During the two months of deadly anti-government protests that have rocked the oil-rich nation of Venezuela, President Nicolas Maduro has accused the opposition of trying to initiate a coup. Though a small number of military officers have been arrested for allegedly plotting against the government, VOA’s Brian Padden reports the leadership of the armed forces continues to support the president, at least for now.
Video

Video More Millenials Unplug to Embrace Board Games

A big new trend in the U.S. toy industry has more consumers switching off their high-tech gadgets to play with classic toys, like board games. This is especially true among the so-called millenial generation - those born in the 1980's and 90's. Elizabeth Lee has more from an unusual café in Los Angeles, where the new trend is popular and business is booming.
Video

Video Google Buys Drone Company

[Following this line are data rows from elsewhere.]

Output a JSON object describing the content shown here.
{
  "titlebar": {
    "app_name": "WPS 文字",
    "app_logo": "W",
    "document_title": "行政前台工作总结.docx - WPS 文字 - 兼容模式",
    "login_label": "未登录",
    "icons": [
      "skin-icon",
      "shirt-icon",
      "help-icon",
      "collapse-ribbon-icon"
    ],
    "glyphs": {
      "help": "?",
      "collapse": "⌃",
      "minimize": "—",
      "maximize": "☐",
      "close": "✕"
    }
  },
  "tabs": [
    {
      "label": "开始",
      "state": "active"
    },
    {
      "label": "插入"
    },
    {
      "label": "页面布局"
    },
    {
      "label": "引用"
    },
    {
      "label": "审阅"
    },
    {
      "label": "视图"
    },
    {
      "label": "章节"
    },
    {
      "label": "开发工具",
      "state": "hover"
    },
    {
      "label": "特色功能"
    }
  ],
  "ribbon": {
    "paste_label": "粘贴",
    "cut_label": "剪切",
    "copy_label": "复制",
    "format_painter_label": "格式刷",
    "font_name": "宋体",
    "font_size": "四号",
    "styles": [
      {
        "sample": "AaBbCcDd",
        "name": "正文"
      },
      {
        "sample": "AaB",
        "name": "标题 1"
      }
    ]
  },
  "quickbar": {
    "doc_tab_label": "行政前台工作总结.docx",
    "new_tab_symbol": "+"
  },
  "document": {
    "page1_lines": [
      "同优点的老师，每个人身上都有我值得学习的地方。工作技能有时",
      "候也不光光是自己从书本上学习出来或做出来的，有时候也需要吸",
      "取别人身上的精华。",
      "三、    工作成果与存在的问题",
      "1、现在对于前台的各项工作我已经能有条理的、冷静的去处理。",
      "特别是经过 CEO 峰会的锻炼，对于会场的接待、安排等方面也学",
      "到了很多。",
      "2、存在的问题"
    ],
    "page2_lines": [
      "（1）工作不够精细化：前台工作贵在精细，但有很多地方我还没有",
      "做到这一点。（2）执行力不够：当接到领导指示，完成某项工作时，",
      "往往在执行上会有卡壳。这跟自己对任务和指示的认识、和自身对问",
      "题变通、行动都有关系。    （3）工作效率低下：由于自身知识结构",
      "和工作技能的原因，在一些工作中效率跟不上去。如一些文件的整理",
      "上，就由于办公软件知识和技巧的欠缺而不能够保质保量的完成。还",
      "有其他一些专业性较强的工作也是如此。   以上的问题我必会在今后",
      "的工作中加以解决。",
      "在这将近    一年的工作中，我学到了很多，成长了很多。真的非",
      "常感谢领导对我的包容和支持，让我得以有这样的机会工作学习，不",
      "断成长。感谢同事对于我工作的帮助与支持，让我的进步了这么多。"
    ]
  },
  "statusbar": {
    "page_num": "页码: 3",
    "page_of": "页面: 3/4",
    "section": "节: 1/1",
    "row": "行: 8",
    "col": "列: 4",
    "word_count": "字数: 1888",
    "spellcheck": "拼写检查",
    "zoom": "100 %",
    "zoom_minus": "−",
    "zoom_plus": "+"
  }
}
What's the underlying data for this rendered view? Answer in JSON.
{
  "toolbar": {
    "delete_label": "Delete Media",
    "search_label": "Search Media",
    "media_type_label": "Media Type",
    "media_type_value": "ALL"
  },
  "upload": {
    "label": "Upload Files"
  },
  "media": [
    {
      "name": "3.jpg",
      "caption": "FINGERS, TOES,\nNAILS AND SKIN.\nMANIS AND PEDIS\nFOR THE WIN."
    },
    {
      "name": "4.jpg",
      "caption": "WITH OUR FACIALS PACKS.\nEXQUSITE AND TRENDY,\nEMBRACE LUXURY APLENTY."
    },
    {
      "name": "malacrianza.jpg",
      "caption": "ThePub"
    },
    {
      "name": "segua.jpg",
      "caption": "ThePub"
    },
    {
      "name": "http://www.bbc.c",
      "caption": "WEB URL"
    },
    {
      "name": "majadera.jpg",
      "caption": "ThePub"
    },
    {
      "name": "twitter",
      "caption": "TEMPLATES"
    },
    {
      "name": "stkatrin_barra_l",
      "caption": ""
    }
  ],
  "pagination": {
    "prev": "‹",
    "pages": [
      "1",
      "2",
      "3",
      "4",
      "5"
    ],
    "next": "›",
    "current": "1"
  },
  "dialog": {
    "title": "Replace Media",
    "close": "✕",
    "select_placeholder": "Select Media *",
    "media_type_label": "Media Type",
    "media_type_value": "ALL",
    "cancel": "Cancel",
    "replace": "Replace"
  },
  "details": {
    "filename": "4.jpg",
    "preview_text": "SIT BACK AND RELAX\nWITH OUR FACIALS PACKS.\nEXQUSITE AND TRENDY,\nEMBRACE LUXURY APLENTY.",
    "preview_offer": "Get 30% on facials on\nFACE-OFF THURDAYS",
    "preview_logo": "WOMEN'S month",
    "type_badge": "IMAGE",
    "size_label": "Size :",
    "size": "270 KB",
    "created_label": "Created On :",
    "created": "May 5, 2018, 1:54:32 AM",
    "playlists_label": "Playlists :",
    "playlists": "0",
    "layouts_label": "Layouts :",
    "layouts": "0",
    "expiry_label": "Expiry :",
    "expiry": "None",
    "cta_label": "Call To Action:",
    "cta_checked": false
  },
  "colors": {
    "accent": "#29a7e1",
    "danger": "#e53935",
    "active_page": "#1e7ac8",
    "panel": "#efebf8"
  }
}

In its latest purchase of high-tech companies, Google has acquired a manufacturer of solar-powered drones that can stay in the air almost indefinitely, relaying broadband Internet connection to remote areas. It is seen as yet another step in the U.S. based Web giant’s bid to bring Internet to the whole world. VOA’s George Putic reports.
AppleAndroid

More Americas News

Audit Finds US Housing Aid Program in Haiti Falls Short

Results show post-earthquake USAID program has delivered only a quarter of planned number of homes at nearly twice the budgeted cost
More

Mourning, Memories in Garcia Marquez's Languid Hometown

Nobel Prize-winning author, who died on Thursday, spent the first years of his life in Aracataca and drew on it for some of the characters and tales in 'One Hundred Years of Solitude'
More

Powerful Earthquake Rattles Mexico

US Geological Survey says quake measuring 7.5 on Richter scale, was centered in the western state of Guerrero, north of Acapulco beach resort
More

Video Critics Say Venezuelan Protests Test Limits of Military's Support

Critics Say Venezuelan Protests Test Limits of Military's Support
More

Colombian Novelist Garcia Marquez Dies at 87

Author of 'One Hundred Years of Solitude' won Nobel Prize for Literature in 1982
More

Salsa Legend Cheo Feliciano Dies in Car Crash

Police say singer was alone in his jaguar when he hit a post before sunrise Thursday
More